This story was originally published by the WND News Center.
For a long time, extremists on the left end of the political spectrum have gotten through American courts what they could not get through the legislative process, because that recognizes the opinion of voters whereas when liberal judges are placed in office, there is little accountability.
That's how same-sex "marriage" was created for the nation.
But through circumstances and events beyond his control, President Trump was allowed to appoint three voices to that nine-member bench, and all of them fell far away from the progressive extremism that previous court decisions represented.
For that alone, Democrats hate him. Sen. Chuck Schumer was on video threatening two of Trump's appointees for their conservative opinions which fall closer to the Constitution and further from progressive ideology.
It is directly a result of Trump's appointees that abortion no longer is a federal "right" but states have permission to regulate the industry.
So with Trump out of office, and under assault as the 2024 campaign ramps up, the Democrats' remaining targets include the members of the conservative wing of the high court, specifically Justice Clarence Thomas.
He's been targeted by dozens of articles accusing him of a wide range of offenses when his actions have been within the spectrum of acceptable actions for justices.
Now, following a documentary by filmmaker Michael Pack about his career, a coalition of former clerks for Thomas has assembled a letter in defense of his honor.
According to Fox News, "112 of Justice Thomas' former clerks say news stories attacking him are 'part of a larger attack on the Court' and its 'legitimacy.'"
In fact, Democrats are on a campaign to undermine trust in the Supreme Court by charging that its decisions are political, and the only way to make them less political is to add several justices espousing leftist politics to the vote count there.
The letter in defense is blunt: "As his law clerks, we offer this response. Different paths led us to our year with Justice Thomas, and we have followed different paths since. But along the way, we all saw with our own eyes the same thing: His integrity is unimpeachable. And his independence is unshakable, deeply rooted seven decades ago as that young child who walked through the door of his grandparents’ house for life forever changed."
Those who signed include those who now are solicitors general, general counsels, partners at litigation firms, and law professors. Three circuit court judges also signed the letter: David Stras on the 8th Circuit, Jim Ho of the 5th Circuit, and Allison Rushing, 4th Circuit, the report explained.

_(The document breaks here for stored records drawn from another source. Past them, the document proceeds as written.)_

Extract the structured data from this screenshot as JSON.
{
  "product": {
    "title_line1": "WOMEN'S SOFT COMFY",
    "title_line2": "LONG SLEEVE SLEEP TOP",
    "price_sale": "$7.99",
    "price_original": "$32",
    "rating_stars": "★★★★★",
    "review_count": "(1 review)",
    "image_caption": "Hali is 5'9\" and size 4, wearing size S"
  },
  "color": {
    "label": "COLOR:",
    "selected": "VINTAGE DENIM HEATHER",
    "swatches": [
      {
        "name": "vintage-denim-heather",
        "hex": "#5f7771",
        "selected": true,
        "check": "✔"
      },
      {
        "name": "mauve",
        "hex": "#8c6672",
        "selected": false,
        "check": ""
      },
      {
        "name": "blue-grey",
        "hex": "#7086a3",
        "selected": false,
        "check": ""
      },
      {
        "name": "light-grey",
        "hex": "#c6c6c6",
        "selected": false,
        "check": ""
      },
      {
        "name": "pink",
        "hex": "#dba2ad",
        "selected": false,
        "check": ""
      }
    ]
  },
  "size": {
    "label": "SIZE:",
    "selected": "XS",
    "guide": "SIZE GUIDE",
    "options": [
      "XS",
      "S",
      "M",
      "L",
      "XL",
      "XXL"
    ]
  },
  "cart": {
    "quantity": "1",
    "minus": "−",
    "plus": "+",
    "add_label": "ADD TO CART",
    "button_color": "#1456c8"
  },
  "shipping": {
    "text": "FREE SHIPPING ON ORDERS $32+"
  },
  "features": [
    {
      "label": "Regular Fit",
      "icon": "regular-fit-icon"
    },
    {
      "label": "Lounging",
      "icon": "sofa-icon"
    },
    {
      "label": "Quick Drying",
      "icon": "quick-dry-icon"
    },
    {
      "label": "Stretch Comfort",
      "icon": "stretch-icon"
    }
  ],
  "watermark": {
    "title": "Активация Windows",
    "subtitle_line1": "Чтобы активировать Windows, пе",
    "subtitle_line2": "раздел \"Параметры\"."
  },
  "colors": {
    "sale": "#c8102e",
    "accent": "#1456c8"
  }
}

The letter notes how Thomas "descended from West African slaves and [was] born to a young mother, not more than 20, in segregated Georgia."
His father had left and "a fire took all he had and the shack where he lived," they said. So Thomas was, with all of his belongings in a half-filled paper grocery bag, sent to his grandparents.
They enrolled him in a Catholic school but when Martin Luther King Jr. and President Kennedy were assassinated, "It transformed him. He left behind hopes of the priesthood. He found Black Power. He wrote about revolution. He protested.
"He went to law school. He became a father. He worked for legal aid. He saw forced busing and violence and insolence in South Boston. He devoted himself to doing better for his son," they explained.
Eventually, in Washington, he "pulled at every thread of his country’s founding and its history – a country that had simultaneously enslaved his ancestors while declaring ‘all men are created equal.'"
They wrote from their own experiences with Thomas, "He is a man of unwavering principle. He welcomes the lone dissent. He is also a man of great humor and warmth and generosity. Walk the halls, and you’ll hear his laugh. Call, and he answers. His grandfather’s sayings become our sayings. His chambers become our chambers – a place fueled by unstoppable curiosity and unreturned library books, all to get every case just right."
The letter accuses Thomas' critics of trying "to write over his actual story."
"Lately, the stories have questioned his integrity and his ethics for the friends he keeps. They bury the lede. These friends are not parties before him as a justice of the court. And these stories are malicious, perpetuating the ugly assumption that the justice cannot think for himself."
They describe the attacks on Thomas as part of a war against the court itself, and its legitimacy.
Fox reported it was Pro Publica that had played a large role in the attacks on Thomas, reporting about vacations Thomas took involving travel on a private jet, a donation that helped his great-nephew attend school, and the like.
Thomas confirmed he's always followed disclosure guidelines, and said if they change he will follow the new rules.
Republicans have confirmed the blasts at Thomas are nothing but party politics.